Once I was dressed and loaded, Kenton and I dropped Judah off in my parent's hotel room. I hugged my mom and fist bumped my sleeping Dad and headed for the streets with Kenton.
My stomach was in knots the whole ride to Boston Common. I said few phrases to Kenton, one of them coming after a deep swallow.
"I have a feeling I'm going to get my ass handed to me on a plate today."
We laughed, but I meant it. I was nervous and scared.
Upon reaching the common, I stalled as long as I could before getting on the school bus. I had to tell Kenton goodbye. I didn't know when I'd see him again.
I walked through the gated area and found a bus that was still loading.
I walked on and found 1/2 of an empty seat. I squeezed in and made a light hearted comment to the man sitting next to me. "I guess we're all going to make quick friends today."
He didn't speak much English. My joke didn't translate. That was the last we talked the entire ride to Hopkinton. He yakked (in German perhaps?) to his friends in front of us the whole long, long ride.
The sun came up as we rode. I texted and tweeted from my phone along the way. The lady behind me commented that the ride alone seemed long, and lamented my same fears about having to run that distance back. I turned to her and let her know she was in good company.
We were nearly there when the highway sign read "Cape Code 69 Miles." DANG! We were far from the city. My seat mate pointed that sign out to his friends, too. In a thick accent he piped up "CAYYPE CAWD."
Before I knew it, I was leaving the warmth of the bus. We exited at Hopkinton High School and walked into the athlete's village. It was a beautiful but cold morning. All sun and very little wind.
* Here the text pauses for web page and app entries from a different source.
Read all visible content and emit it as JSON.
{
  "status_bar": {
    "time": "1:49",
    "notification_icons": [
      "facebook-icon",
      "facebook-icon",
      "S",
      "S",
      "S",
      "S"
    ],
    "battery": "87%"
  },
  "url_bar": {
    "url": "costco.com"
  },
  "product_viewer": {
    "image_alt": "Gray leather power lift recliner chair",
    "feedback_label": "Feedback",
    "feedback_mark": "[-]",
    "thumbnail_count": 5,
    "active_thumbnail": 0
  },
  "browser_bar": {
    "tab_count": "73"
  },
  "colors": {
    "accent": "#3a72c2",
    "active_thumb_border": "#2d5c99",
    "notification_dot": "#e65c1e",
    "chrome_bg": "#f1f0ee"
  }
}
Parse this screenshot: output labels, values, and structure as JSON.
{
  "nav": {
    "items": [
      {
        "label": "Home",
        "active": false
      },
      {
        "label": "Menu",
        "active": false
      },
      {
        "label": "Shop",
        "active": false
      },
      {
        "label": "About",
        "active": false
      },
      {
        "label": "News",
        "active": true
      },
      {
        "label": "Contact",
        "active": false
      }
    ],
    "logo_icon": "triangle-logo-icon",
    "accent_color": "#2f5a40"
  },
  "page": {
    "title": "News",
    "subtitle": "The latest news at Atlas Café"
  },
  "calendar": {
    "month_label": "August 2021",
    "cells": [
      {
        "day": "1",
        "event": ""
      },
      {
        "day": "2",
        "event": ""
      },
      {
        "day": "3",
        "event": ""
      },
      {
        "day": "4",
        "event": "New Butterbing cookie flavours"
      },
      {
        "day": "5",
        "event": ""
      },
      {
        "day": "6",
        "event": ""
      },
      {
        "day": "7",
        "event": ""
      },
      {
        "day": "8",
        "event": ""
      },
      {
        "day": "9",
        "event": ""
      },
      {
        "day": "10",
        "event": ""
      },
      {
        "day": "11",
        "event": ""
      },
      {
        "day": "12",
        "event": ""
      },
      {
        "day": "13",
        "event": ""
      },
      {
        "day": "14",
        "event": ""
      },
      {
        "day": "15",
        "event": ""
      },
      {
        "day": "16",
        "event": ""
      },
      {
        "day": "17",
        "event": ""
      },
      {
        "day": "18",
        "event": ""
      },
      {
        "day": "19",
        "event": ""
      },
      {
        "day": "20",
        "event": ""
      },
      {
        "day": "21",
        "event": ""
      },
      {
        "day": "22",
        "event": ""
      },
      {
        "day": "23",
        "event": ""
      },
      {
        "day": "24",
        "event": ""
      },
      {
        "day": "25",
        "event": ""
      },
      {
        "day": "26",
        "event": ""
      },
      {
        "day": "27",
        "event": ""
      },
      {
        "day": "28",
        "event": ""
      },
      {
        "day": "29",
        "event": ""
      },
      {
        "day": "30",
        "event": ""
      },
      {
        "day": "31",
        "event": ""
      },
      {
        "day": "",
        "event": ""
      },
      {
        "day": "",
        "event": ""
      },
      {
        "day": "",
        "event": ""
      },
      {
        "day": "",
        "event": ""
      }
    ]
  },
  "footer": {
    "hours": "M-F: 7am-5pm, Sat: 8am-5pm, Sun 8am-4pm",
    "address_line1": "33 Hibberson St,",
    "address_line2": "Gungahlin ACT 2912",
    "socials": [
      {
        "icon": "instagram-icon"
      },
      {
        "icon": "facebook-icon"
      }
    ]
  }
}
The music was pumping, and the people were filing in. I was one of the first to arrive so the lines were short. I took advantage of one of the empty porta potties. I had 490 to choose from and I knew there were still plenty more buses coming full of runners.
I walked into the tent and decided I needed to set up in the sun, it was really chilly to be in the shade.
I grabbed just a little of the water and Gatorade and set up camp in the damp field. Not thinking ahead I had nothing to sit on. I grabbed an empty box, broke it down and set up camp. I laid on a box for over an hour trying to stay warm. I sent messages back and forth with Kenton, my Dad, and several friends. It was a great way to pass the time. At one point I sat up and realized the field was packed. While I was trying to relax, hundreds more people had piled in.
I got up to get some feeling back in my toes and attempt to wait in a now very long porta potty line.
I had about an hour and a half until my start, so I figured I had just enough time.
I did my business and then slowly started taking my layers off. I waited until I actually got to the baggage bus before I completely took all my warm-ups off. I left the village and watched all sorts of runners in their routines. Plenty of people were using the "illegal" facilities around trees. It was kind of awkward seeing people in all states of dress around me. I found my numbered bus, took off my last layer of warmth and handed my bag in through the window.
I kept one long sleeve tee on. I planned on ditching it and never seeing it again. I began to walk down the barricaded streets. I didn't really know where I was going, I just followed the herd. The crowd got thicker and the noise got louder the closer I got to the start. If it weren't for signs placed very high above the street, it would have just looked like a mob of people.
Kids were already outside their houses, cheering with their really really thick Boston accents.
I found my corral. By this point I was just squeezing through people. I weaseled my way into the back of the 8,000's. It was hard to tell the difference between the crowd, and the corrals. There was a singer singing and then a flyover. It all happened so fast. I was wedged so tight, that I think I pulled off my long sleeve shirt before the gun went off. There were shirts and gloves and bottles and all sorts of runner debris flying to the sides.
I took one last picture with my phone, loaded it to Twitter and Facebook. The man behind me commented on my "very up to date blogging" and I assured him that was my last update for a bit.
*The sights and sounds of my Road To Hopkinton*
The gun went off and I stood still. Over 8,000 people were in front of me and about 6,000 were behind me. Eventually we started moving, then jogging, and then running. I crossed a bright blue starting line and ran under several moving cameras. I heard roars of cheering. This was just the beginning of my very very long road to Boston.